    Hopefully you may have some insight on the other side. But do not forget that parents will not suffer long if their children are in No Mans Land being shelled from both sides. There will be consequences.

  3. Ashley D. MacKenzie Post author

    Hi Robert,

    Thank you for taking the time to respond. I would like to clarify a few points, if possible.

    I think we might need to combine the first two points to get a true representation of the class size issue, however. When you had classes of 33, did these classes also include a large proportion of special needs or ELL students? If you attended public school in BC prior to 2002, I would suspect that the rates would necessarily have been lower due to segregated classes. As such, do you think that comparing a class of 33 “typical” learners to a class of 33 with many different learning needs is truly a fair comparison?

    Full integration has certainly come with some challenges, and I’m sure one could make the argument for many negative aspects along with the positives. However, the options that you’re suggesting aren’t currently on the table. In fact, it would be pretty much impossible to return to the way things were due to the cuts to specialist teachers. I’m not saying that it’s not a valid discussion, because it is, but it’s not a viable one to be having at this time. Today’s classes have special needs students. Period. Are you saying that you’re okay with these students not having the help that they need to make the most of their skills and abilities? Because it actually sounds like you do think they should have support.

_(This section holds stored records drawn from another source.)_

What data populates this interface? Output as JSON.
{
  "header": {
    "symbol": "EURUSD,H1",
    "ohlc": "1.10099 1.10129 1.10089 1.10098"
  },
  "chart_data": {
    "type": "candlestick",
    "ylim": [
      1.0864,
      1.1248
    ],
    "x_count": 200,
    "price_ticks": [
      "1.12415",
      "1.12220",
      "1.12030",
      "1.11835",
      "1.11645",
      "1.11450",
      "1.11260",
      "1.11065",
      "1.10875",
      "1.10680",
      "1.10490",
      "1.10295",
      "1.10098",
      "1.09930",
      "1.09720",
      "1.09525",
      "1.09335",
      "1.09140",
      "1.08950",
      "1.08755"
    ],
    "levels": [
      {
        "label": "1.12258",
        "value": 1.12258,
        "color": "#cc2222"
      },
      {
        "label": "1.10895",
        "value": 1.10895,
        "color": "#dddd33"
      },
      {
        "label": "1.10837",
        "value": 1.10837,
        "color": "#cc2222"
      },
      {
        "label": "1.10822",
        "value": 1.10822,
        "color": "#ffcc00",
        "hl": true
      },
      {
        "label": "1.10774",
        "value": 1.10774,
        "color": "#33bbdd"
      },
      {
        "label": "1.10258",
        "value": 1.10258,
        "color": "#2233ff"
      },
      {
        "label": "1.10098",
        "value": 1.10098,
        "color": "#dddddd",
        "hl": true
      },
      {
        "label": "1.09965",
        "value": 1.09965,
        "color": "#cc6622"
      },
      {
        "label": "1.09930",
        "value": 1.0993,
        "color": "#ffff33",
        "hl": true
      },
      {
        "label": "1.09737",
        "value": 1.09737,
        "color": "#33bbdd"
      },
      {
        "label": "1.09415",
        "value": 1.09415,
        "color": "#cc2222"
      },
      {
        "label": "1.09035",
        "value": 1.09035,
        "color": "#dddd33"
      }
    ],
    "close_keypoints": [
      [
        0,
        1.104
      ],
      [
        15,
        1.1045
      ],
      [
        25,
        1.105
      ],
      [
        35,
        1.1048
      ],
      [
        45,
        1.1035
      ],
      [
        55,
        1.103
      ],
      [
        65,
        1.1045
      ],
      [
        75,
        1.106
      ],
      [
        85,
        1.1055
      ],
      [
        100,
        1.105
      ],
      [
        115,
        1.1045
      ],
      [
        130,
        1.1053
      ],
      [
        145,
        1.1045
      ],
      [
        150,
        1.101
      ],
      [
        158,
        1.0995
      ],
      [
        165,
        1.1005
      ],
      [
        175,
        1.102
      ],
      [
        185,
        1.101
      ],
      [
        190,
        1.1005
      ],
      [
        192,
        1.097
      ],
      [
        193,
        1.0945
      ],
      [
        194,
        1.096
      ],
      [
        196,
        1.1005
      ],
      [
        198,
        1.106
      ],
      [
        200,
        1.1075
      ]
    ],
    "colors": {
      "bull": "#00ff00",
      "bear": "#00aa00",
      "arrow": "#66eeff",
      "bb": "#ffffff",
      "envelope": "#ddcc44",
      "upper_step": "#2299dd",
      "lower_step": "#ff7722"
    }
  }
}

    As far as remuneration is concerned, are you aware that the current wage proposal by the BCTF is 8% over 5 years, or 1.6% per year, which is below the rate of inflation? This is after four years of wage freezes. In addition, BCPSEA is including the cost of SEAs (Special Education Assistants) in their costing for benefits, which I find that many are unaware of. I completely appreciate the “If you aren’t happy, quit” mentality as I spent many years in the private sector before teaching; I’ve quit a lot of jobs. The only issue with using that argument in this case, however, is that quitting is tantamount to giving up my career. I’m dealing with a monopoly employer who has no qualms about using that monopoly to their advantage. And, as a citizen, that makes me uncomfortable. Shouldn’t the province treat its workers fairly?

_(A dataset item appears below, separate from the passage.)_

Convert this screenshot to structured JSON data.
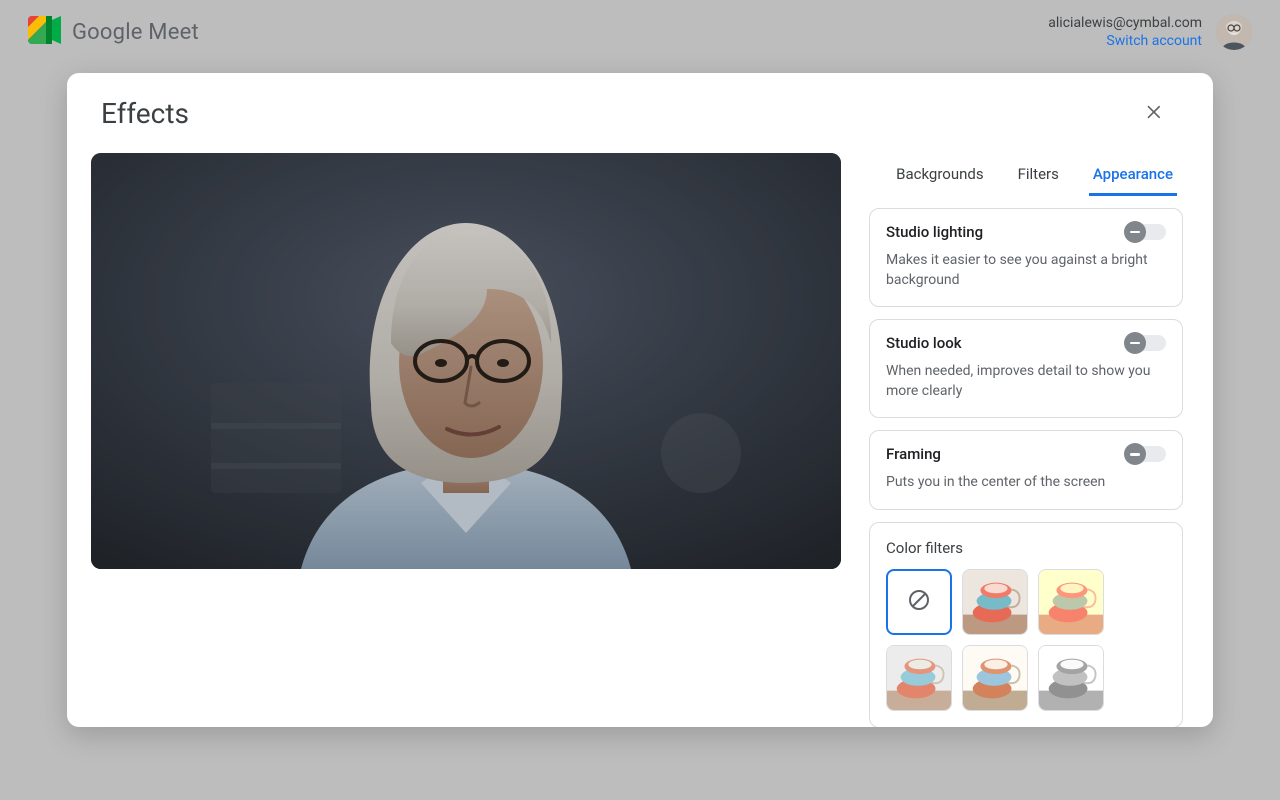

    With regard to the court decisions, are you aware of article E80 in the current bargaining package? This is the stumbling block in current negotiations. Essentially, it includes class size and composition language that is nowhere near what the courts have currently said must be restored. It’s the thing that BCPSEA refuses to remove, and the BCTF can’t agree to as it would essentially negate any further victories in court. In short, it’s a promise of $75 million ($60 of which is already in the budget) to help with class size and composition – which is a fraction of the funding that was illegally stripped from the contract and which the Supreme Court says students are entitled to. This proposed funding is not sufficient to assist special needs kids in integrated classes, let alone in specialized classes like you previously suggested.

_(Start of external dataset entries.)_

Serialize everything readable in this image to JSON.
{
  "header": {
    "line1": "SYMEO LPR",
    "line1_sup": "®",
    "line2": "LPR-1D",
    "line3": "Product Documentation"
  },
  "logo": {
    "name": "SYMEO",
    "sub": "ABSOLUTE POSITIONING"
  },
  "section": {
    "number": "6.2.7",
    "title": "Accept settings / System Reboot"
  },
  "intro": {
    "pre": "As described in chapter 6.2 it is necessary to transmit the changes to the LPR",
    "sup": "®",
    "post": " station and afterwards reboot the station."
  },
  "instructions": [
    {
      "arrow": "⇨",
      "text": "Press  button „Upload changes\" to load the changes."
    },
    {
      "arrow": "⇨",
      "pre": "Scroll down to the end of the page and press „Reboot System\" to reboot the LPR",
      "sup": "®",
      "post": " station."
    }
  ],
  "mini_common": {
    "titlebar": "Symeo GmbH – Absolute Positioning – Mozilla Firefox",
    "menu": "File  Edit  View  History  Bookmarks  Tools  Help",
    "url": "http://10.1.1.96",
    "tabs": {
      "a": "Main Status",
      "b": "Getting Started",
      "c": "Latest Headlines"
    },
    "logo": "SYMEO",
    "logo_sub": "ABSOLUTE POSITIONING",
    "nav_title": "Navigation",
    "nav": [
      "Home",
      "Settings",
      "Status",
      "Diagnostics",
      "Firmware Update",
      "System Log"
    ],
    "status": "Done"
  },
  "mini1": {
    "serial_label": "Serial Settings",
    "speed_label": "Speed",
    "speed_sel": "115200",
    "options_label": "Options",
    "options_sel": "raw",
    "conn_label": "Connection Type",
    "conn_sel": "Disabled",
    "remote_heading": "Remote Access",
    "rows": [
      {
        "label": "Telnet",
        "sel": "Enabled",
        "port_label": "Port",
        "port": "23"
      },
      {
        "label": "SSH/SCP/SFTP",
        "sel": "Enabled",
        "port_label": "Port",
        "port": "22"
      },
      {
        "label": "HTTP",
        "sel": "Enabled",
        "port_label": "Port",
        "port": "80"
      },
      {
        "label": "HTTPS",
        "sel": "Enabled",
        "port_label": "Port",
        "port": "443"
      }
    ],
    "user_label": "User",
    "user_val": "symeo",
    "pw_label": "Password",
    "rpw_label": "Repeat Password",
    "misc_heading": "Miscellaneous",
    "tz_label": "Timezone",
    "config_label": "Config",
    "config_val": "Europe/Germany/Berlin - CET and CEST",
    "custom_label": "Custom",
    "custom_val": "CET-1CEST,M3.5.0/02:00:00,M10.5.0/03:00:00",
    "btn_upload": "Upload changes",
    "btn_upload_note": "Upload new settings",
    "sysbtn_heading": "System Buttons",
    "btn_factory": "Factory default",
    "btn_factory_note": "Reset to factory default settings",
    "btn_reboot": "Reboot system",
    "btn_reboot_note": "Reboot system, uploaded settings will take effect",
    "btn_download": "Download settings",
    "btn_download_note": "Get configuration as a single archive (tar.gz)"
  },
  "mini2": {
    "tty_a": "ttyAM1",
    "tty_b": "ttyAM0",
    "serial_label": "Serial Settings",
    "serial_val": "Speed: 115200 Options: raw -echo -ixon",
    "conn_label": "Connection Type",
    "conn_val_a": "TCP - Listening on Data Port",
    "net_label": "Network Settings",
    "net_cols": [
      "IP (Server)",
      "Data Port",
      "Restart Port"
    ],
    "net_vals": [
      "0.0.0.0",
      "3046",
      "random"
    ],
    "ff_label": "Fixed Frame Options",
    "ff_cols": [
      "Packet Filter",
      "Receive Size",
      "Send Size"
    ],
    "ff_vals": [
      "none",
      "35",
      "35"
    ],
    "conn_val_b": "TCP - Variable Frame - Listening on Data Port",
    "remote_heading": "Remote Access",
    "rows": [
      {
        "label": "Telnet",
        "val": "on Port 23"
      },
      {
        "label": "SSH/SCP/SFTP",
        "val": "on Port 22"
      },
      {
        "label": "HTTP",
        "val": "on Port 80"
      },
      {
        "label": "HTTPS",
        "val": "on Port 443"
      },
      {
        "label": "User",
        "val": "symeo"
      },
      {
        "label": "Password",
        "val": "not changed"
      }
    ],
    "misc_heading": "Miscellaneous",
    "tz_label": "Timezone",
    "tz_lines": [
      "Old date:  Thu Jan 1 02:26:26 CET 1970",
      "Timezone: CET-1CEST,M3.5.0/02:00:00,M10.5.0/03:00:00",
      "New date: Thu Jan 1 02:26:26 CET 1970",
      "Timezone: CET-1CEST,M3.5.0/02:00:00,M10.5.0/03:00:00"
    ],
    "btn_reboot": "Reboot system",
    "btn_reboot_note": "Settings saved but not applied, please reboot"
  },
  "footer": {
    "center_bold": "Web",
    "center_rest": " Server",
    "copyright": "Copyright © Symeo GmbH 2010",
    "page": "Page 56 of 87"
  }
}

    So, although I do appreciate the insight that you’ve provided, I’m afraid that I still can’t see the full picture from your perspective. As is stands, special needs kids aren’t getting the help they need, and it actually sounds like you agree that they should be receiving assistance. So, I’m a little confused as to how you don’t support class composition arguments and are happy with a government who chooses litigation over students.